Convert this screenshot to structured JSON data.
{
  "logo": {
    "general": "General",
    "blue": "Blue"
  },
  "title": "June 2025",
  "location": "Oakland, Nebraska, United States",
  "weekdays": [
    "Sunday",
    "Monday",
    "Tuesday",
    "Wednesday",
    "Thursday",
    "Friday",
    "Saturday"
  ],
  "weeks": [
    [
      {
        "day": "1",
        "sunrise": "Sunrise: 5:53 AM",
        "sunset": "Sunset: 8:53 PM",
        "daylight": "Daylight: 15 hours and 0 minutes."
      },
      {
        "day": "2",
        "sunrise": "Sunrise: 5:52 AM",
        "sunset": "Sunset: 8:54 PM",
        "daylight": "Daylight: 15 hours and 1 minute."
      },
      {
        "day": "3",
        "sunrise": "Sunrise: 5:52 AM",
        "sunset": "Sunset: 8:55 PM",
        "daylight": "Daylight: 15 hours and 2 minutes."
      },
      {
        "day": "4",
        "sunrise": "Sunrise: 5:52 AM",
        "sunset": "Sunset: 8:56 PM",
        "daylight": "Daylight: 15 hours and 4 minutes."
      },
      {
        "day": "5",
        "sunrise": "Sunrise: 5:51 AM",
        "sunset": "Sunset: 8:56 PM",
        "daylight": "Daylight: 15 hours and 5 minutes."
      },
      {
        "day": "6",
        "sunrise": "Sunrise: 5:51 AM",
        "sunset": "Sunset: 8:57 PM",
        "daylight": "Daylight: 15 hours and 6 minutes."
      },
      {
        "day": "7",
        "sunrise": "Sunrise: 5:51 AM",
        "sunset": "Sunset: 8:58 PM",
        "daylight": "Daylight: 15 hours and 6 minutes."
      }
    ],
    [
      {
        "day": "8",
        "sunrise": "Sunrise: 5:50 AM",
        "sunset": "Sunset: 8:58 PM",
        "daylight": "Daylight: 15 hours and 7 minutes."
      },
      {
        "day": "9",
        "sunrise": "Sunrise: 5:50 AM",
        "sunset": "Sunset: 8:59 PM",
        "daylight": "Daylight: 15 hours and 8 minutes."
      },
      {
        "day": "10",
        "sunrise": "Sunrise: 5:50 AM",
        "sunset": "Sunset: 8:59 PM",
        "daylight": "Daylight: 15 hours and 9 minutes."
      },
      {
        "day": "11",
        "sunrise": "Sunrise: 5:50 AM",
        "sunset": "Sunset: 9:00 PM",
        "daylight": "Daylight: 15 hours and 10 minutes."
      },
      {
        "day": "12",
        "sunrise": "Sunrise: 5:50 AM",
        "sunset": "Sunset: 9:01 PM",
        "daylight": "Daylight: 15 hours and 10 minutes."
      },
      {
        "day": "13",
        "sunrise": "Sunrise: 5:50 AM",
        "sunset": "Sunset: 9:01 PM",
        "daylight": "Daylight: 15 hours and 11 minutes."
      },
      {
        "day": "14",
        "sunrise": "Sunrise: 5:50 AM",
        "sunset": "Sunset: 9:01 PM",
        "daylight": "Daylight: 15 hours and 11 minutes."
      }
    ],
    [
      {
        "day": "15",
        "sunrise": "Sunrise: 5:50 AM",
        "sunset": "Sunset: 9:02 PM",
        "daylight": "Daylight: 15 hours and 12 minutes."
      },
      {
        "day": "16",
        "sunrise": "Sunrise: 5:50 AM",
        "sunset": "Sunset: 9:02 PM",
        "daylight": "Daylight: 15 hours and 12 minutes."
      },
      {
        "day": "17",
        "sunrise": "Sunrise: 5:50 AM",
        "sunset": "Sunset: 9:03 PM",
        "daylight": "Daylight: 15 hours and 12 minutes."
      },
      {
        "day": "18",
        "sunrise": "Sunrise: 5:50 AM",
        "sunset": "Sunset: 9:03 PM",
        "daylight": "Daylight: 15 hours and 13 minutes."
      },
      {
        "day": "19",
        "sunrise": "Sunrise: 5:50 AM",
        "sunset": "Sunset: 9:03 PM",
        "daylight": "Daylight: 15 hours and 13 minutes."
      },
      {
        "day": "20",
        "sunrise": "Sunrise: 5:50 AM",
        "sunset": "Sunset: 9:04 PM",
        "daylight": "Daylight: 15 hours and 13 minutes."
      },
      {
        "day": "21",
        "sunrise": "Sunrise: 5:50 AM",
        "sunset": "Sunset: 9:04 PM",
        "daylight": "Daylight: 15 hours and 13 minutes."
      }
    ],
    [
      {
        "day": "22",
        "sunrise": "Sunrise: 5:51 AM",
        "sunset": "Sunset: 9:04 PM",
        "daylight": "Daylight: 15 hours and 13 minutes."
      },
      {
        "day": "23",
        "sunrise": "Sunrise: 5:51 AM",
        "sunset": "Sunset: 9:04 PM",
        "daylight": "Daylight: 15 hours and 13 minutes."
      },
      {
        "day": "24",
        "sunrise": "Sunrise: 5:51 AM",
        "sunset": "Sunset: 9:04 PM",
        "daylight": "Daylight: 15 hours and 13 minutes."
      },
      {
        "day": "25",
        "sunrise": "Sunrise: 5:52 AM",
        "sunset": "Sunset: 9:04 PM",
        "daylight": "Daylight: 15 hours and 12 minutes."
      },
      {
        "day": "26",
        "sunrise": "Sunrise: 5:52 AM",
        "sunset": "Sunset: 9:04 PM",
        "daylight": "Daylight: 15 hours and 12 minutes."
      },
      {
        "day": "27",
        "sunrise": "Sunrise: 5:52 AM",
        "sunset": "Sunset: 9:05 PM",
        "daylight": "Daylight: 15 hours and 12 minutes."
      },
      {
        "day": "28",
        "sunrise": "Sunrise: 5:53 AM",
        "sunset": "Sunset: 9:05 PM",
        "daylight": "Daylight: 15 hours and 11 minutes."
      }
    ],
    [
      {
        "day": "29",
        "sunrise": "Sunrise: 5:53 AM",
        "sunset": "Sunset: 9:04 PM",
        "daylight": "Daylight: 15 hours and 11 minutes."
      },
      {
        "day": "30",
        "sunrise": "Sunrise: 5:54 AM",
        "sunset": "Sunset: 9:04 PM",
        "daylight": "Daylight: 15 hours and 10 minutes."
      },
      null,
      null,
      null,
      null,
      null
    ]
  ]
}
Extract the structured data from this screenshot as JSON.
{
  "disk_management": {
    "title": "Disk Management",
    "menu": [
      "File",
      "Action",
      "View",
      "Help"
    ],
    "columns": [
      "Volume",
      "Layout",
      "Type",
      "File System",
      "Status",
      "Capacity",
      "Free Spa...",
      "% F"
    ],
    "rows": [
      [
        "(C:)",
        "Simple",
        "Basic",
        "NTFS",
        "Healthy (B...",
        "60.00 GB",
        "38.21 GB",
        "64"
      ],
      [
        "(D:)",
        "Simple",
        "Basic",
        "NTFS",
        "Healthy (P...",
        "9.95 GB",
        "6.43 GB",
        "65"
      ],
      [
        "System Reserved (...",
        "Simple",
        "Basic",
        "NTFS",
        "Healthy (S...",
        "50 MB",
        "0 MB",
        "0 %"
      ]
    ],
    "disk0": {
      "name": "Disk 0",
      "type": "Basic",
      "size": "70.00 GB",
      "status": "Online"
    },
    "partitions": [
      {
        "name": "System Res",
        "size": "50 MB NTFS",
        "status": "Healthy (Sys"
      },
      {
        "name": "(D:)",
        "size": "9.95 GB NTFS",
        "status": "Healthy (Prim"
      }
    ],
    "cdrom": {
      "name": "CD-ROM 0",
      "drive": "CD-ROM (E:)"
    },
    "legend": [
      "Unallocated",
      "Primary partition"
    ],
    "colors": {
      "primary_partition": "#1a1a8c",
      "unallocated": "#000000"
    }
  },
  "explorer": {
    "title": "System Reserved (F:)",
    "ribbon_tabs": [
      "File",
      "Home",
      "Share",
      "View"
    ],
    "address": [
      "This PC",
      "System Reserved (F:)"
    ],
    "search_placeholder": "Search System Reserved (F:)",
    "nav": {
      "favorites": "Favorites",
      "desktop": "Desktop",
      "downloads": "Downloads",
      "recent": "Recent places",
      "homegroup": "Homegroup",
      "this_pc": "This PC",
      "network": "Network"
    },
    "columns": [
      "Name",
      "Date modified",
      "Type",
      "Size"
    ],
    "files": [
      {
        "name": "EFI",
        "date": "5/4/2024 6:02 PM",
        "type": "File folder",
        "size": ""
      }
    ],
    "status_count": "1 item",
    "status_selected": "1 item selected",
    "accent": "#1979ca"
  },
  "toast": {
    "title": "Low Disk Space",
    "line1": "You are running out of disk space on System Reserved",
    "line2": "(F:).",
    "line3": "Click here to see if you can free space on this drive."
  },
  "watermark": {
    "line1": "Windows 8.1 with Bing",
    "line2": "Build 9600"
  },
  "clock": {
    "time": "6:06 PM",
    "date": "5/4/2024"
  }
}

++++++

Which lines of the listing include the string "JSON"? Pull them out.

- [Answer box]:
Convert this screenshot to structured JSON data.
Extract the structured data from this screenshot as JSON.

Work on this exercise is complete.